You know we've reached peak with "sexy" lobsters: As the early 2000s rolled out, "sexy" Halloween costumes started going to the extremes in terms of how revealing they were. By the end of the decade, though, the costume concepts started changing, Parrott said.
The classics were still there: sexy versions of police, pirates and firefighters. But they were eventually overshadowed by a new wave of sexy-fied versions of animals, inanimate objects and pop culture references.
New online retailers propelled a wave of popular Halloween costumes that marry ridiculousness with sexy. Among the most popular retailers is Yandy.com, which started in 2005. The company has brought the world costumes like sexy pizza, sexy lobster and this year, sexy Donald Trump.
Yandy currently has more than 4,000 costume options, which range from the avant-garde to pop culture references, like a sexy Pizza Rat. According to Bloomberg BusinessWeek, Yandy expects to make $15 million this year from costume sales.

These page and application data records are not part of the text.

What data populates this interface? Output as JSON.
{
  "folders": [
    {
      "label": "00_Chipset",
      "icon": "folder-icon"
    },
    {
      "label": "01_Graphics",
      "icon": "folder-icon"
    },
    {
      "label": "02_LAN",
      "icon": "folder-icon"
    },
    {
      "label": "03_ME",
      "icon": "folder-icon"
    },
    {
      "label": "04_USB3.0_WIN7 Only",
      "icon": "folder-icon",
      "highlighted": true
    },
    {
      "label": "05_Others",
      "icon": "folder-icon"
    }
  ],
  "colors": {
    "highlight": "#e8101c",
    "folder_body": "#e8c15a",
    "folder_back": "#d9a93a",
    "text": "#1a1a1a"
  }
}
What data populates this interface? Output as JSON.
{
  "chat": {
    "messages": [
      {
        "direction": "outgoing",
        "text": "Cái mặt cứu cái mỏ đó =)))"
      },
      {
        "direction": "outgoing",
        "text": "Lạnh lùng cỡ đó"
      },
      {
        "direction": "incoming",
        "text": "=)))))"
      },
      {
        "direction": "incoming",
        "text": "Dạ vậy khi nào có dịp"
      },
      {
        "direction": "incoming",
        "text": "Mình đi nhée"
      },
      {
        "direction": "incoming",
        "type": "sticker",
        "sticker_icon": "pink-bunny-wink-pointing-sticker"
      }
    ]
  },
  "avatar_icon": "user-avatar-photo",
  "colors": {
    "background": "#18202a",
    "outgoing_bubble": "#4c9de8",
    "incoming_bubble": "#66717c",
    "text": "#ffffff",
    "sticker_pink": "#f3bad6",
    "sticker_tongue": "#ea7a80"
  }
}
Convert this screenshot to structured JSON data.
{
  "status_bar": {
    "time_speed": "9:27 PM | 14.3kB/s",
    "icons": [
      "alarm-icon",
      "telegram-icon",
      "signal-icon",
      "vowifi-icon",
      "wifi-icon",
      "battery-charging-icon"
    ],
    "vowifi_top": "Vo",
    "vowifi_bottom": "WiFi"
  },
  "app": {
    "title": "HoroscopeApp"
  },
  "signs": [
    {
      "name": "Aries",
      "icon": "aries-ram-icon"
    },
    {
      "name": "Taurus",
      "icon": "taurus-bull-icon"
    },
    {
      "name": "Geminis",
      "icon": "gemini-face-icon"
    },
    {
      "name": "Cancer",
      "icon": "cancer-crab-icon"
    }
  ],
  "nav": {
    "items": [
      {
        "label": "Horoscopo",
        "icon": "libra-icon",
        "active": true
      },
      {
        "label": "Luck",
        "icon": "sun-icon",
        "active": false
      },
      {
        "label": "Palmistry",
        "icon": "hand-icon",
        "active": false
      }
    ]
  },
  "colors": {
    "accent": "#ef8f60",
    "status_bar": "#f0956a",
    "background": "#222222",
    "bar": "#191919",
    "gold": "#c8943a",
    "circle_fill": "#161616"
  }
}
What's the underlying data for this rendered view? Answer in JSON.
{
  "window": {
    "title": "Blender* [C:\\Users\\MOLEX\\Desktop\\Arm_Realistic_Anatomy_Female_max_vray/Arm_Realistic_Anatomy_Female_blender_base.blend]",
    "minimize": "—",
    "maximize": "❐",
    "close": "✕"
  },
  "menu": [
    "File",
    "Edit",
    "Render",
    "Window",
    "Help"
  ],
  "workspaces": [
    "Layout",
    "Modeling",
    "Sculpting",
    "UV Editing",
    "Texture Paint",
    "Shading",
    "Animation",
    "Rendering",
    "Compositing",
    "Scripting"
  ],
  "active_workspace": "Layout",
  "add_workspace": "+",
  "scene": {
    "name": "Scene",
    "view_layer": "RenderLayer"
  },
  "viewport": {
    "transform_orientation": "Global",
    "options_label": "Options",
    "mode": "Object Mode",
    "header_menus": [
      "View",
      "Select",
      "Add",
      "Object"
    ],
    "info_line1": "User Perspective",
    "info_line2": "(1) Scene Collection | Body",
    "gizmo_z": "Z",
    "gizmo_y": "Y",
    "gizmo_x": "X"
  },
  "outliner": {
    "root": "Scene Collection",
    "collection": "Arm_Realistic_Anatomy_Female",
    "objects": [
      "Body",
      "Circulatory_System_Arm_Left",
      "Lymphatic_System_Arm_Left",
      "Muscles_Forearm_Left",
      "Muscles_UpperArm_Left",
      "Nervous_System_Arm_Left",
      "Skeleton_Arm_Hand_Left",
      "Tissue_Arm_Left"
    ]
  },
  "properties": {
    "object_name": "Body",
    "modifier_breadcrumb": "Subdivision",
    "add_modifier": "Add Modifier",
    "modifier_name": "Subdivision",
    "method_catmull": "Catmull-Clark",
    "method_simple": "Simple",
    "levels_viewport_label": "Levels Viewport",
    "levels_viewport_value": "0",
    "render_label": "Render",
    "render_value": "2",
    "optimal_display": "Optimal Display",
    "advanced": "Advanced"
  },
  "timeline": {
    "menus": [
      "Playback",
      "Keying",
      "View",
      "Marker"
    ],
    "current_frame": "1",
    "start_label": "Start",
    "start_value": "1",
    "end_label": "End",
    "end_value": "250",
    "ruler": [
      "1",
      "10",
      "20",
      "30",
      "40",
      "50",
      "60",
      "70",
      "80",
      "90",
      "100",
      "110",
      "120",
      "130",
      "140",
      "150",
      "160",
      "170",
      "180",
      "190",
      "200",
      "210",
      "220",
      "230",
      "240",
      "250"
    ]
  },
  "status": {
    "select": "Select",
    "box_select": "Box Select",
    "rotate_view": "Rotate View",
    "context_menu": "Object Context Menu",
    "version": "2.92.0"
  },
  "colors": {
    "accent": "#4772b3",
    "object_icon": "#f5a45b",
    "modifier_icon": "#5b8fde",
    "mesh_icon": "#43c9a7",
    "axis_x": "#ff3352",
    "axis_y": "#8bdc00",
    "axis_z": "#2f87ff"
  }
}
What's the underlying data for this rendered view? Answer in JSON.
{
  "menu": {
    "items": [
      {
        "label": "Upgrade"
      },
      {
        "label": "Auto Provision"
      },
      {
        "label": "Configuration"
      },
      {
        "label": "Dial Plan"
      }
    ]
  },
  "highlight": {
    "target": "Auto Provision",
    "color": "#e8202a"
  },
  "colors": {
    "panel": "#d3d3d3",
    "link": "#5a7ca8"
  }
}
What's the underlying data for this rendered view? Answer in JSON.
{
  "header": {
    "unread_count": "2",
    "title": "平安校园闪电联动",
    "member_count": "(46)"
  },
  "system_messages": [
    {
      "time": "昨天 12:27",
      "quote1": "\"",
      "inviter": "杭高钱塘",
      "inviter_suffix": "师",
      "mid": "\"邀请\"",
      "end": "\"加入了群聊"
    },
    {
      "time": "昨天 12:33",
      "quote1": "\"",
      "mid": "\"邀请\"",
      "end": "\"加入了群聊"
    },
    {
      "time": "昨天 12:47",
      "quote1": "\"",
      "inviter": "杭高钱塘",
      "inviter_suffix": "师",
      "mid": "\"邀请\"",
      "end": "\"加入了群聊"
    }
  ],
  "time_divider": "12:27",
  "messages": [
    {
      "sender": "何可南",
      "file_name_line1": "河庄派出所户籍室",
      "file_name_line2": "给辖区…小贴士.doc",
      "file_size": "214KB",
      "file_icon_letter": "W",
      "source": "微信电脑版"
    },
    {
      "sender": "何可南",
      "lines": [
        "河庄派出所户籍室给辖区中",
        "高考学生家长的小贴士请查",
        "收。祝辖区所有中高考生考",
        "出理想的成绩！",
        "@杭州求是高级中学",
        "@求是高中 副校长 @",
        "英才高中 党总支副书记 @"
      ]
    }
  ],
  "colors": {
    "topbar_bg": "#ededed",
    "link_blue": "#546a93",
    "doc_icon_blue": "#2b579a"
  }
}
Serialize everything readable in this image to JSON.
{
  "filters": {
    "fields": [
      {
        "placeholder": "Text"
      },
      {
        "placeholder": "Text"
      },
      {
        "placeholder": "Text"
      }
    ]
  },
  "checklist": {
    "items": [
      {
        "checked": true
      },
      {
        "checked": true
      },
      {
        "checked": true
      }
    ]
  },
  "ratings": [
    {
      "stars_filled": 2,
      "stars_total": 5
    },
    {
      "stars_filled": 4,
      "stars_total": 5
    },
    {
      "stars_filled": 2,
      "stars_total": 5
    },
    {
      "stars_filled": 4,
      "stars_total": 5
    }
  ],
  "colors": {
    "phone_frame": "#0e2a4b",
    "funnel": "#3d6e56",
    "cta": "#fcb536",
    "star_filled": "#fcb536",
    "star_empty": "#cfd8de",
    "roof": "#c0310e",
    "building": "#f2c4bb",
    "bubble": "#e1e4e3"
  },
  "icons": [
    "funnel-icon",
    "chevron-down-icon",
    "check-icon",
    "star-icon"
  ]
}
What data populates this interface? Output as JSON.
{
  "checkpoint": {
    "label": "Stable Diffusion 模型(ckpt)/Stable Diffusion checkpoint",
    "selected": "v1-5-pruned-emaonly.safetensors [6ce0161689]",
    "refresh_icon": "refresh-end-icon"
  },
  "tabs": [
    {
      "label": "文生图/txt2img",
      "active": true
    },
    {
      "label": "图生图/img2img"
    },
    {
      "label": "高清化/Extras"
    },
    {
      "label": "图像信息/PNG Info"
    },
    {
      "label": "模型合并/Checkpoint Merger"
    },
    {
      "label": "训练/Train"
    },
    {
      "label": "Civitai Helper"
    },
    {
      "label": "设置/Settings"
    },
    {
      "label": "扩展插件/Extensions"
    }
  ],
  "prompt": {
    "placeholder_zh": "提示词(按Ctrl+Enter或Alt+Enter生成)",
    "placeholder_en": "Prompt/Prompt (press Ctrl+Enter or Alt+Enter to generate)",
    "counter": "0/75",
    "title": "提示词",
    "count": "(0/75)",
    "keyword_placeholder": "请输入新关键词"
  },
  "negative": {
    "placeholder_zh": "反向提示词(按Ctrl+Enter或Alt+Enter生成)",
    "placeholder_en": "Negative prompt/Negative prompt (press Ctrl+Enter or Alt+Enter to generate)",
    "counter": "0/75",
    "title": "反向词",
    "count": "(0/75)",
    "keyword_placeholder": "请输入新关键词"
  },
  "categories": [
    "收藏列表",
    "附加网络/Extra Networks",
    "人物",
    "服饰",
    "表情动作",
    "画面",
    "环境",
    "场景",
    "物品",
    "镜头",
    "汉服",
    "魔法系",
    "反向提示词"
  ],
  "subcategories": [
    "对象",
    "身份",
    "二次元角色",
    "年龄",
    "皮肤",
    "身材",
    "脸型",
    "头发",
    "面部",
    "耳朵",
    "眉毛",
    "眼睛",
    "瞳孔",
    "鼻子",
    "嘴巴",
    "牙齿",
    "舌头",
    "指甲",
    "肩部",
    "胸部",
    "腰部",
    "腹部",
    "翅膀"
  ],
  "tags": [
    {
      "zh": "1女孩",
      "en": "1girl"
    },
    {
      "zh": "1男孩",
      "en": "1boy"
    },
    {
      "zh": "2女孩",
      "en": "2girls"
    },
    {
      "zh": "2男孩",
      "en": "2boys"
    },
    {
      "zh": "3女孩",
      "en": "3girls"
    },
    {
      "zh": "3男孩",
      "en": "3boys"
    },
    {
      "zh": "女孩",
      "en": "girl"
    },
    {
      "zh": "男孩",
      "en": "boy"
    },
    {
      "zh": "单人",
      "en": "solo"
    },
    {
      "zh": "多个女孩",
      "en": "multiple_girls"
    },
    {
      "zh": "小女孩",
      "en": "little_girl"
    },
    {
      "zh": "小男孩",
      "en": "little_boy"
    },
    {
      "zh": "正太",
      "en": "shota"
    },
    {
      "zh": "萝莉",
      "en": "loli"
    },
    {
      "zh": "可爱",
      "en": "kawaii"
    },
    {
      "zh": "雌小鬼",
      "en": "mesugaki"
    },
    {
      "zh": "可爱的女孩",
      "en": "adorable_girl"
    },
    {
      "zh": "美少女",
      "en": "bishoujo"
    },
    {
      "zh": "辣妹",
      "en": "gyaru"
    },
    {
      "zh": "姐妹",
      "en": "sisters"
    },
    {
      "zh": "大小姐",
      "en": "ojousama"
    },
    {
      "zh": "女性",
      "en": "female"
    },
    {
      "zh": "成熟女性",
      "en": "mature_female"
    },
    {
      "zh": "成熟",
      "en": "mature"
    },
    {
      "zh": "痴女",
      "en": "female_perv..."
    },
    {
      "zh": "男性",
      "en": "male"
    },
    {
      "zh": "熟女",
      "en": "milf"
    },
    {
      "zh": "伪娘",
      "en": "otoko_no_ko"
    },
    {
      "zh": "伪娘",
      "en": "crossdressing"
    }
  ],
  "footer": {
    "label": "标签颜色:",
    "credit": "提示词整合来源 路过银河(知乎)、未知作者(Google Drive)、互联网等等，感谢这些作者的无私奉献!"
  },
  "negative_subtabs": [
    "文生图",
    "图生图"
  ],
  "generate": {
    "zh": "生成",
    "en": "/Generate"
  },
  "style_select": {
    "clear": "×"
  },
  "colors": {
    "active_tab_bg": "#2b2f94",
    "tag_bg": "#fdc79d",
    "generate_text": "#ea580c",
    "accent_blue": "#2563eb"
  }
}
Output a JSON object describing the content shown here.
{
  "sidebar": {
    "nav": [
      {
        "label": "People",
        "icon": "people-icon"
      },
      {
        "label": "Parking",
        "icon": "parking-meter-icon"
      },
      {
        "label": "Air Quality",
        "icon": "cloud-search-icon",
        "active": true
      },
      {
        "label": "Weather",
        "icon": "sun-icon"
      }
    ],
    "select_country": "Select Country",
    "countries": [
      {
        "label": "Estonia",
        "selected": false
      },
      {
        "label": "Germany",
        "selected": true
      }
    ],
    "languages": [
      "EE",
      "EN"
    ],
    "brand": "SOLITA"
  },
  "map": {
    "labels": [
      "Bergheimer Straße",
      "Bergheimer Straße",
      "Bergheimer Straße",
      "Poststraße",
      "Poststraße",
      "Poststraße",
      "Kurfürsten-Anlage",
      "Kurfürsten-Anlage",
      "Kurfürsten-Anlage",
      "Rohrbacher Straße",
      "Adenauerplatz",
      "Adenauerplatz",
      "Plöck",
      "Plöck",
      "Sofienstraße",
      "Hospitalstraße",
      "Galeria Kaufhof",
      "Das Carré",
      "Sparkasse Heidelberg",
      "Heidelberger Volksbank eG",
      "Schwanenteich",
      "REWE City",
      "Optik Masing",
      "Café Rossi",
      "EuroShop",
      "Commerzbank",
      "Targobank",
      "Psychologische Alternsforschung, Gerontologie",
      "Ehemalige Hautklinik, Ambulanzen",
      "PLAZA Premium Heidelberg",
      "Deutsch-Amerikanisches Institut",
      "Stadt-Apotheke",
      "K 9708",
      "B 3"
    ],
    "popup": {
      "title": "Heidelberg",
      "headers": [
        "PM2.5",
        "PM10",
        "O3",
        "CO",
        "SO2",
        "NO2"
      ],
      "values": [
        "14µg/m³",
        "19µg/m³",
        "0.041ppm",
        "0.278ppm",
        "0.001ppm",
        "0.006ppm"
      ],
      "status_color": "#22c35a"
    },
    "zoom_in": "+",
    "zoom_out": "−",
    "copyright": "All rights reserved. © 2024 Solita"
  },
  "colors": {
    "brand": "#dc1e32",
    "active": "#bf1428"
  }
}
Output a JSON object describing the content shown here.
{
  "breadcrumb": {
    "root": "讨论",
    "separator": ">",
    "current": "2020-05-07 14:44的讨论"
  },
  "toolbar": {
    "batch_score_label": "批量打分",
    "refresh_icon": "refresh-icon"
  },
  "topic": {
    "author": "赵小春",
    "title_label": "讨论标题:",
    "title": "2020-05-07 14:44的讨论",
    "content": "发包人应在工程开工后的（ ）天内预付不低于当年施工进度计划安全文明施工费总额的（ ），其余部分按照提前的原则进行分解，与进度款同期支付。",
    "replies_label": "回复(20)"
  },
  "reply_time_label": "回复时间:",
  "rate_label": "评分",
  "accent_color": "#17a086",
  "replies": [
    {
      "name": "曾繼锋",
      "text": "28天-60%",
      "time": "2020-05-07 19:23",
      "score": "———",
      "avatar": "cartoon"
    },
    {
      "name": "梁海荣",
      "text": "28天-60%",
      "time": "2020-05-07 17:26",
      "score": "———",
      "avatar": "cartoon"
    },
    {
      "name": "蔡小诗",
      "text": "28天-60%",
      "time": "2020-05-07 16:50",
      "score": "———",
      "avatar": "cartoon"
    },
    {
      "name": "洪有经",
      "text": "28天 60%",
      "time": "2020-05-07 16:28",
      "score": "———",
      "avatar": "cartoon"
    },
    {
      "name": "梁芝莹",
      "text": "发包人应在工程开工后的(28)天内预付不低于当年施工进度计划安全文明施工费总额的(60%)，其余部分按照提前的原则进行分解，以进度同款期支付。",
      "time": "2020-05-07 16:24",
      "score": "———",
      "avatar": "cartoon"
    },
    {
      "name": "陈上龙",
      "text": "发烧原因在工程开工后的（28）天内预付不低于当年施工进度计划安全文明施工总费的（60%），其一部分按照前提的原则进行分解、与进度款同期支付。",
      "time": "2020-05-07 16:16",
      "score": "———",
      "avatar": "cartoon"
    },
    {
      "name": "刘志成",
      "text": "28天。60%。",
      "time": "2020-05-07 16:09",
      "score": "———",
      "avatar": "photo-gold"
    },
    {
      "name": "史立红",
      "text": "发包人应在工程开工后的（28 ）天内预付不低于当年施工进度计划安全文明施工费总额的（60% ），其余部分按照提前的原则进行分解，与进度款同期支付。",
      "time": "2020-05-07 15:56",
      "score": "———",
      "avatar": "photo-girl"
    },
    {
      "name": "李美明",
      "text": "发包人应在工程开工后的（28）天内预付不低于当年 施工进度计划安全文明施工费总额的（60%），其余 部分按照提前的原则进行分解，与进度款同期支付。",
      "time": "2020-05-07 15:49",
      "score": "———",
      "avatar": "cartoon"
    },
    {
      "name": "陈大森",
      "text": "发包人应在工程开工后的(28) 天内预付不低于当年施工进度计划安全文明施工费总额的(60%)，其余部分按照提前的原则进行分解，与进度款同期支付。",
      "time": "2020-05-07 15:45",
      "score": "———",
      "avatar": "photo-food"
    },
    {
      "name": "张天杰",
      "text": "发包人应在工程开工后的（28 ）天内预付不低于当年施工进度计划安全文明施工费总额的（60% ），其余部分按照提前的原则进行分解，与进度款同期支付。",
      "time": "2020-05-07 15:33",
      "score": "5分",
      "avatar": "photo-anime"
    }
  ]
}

"We're just trying to make fun costumes that when people walk into a party [wearing one], they're gonna get noticed, they're gonna get attention," Yandy CEO Chad Horstman told Maxim. "Hopefully they'll win a contest. That's kind of our goal."
That means going the next step to make even the unsexiest things sexy, to make a hilariously memorable point. Yandy, for what it's worth, is in on the ridiculousness.
It's "supposed to be funny," Horstman told Maxim. "If you didn't realize that a sexy lobster is funny, come on. If you didn't realize that a sexy slice of watermelon is funny, if you don't realize that a sexy hamburger is hilarious, or that a sexy pizza slice is just so funny, like... I don't know."
Sexy costumes are now in a downswing: Funny as they may be, they're also totally ridiculous and exhaust the "women as sex objects" norm. As Slate's Amanda Hess wrote in 2012, "When I see women dressed as sexualized fast-food sauces, I don't know whether to laugh or cry. In the new Sexy Halloween economy, the line between sexy and ironic appears to have evaporated."
As it turns out, the "sexy" costume era peaked right around that time and has been in decline since. Part of the reason is public outrage and media scrutiny, said Parrott. It didn't help that some sexy costumes seemed utterly tone-deaf (see: 2014's "sexy" Ebola costume).
The biggest cause for the downturn might be a shift in culture (thanks, feminism!). These days, people are more aware of social issues, including the hypersexualization and objectification of women, and are less inclined toward one-dimensional costumes, Eaves said.
"So when a woman is only portrayed as 'sexy,' people might rethink that more than they used to," Eaves said.
And thus, a downswing. A few years ago, an industrywide switch saw manufacturers designing higher-quality costumes that weren't quite as revealing, Parrott said, and retailers have stocked their stores duly.
Shoppers seem less interested in them overall too; Google searches for "sexy Halloween costumes" costumes peaked in 2008 and have been on the steady decline ever since.
Now on HalloweenCostumes.com, you'll find the variety of Wonder Woman costumes — among the top seller on the website for years, said Eaves — with "more coverage" options for women, including long-sleeve and T-shirt versions.
Even better news: The change seems to have brought not just a turn away from excessive sex appeal, but toward a more empowered female theme. Halloween costumes tend to take inspiration from pop culture, including TV and movies, which, incidentally, have plenty of strong female leads these days. Hence more costumes channeling Katniss from Hunger Games or Daenerys from Game of Thrones, for example, Parrot said.
"You can just be powerful and sexy," Parrott said.